    A special EJB bean (com.ibm.sap.bapi.ejb.EjbUserManager) is provided to manage the associations between the client instances and the SAP R/3 logon parameters. The EjbUserManager class contains methods for setting the SAP R/3 logon information. Client applications have to instantiate the EjbUserManager on every EJB server. The methods setUserInfo(userID, password, client, language) or setUserInfo(userID, password, client, language, codepage) associate the client instance with the SAP R/3 user information for all EJB beans that are instantiated afterwards on the EJB server. Therefore, one of these methods must be called before any other SAP Business Object EJB bean is instantiated. The SAP R/3 user information may be changed later during runtime. This change does not affect the previously instantiated EJB beans, it only applies to all subsequent EJB bean instantiations of the client.
    An alternative approach is to specify the SAP R/3 user information during instantiation of the enterprise bean proxy. This can be done by using the create(com.sap.rfc.UserInfo) instead of the create() method in the home interface of the Business Object enterprise bean proxy. In this case the EjbUserManager doesn't have to be deployed.
    Programming directly against the CCF client interfaces
    Please see the Common Connector Framework documentation for a detailed description of this approach. Even though it is possible to script directly against the CCF Connector for SAP R/3, this is not recommended. Using EAB Commands and Navigators will relieve a developer from the burden of scripting the same sequences over and over again.

    CCF infrastructure interfaces
    The CCF Connector for SAP R/3 leverages services (such as security, transactions, connection pooling) through the CCF infrastructure interfaces. CCF compliant component servers have implemented these interfaces and adapt the CCF Connectors view to their actual service implementation. When running on a component server providing none or no full support of the CCF infrastrucure services, the required services have to be adapted by setting up the CCF infrastructure manually. The same applies in case of developing a fat (standalone) Java application. Please see the Access Builder and Connector for SAP R/3 Release Notes for the current status of available CCF infrastructure implementations (e.g. WebSphere Application Server, VisualAge for Java Enterprise Edition).

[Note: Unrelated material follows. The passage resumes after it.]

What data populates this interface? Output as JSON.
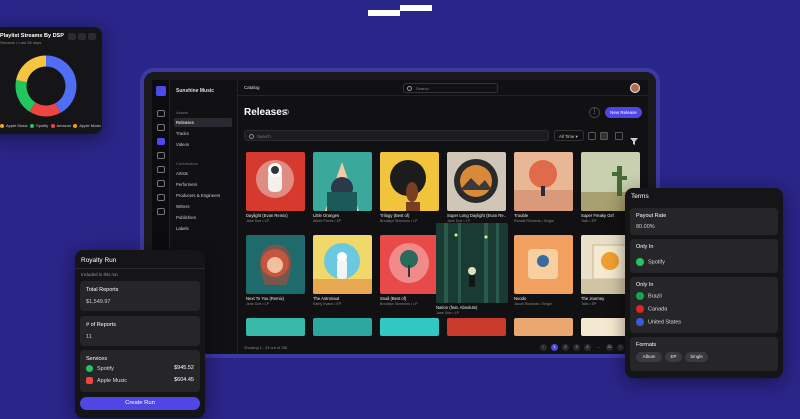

  3. Thanks for your answer

    Is this IBM SAP Connector product the OEM of NEON EAI product recently bought by Sybase ?

    Thanks

    Gerard
  4. Iam the co-founder of Netprise.com a startup company.We at netprise are designing and developing a EAI Product suite with pluggable architecture which is totally j2ee and xml compliant. In the initial run we are releasing modules to bridge SAP'S S&D Module. We will be utilizing xmlbridge from ibm or the java connection server to connect to SAP and make calls to RFC's. Our designers have experience in designing enterprise level systems and were directly involved in designing some of the leading app servers in the market.

    We are also seeking beta clients for our product suite.
    Do not hesitate to write me rajn at netprise dot com


    Raj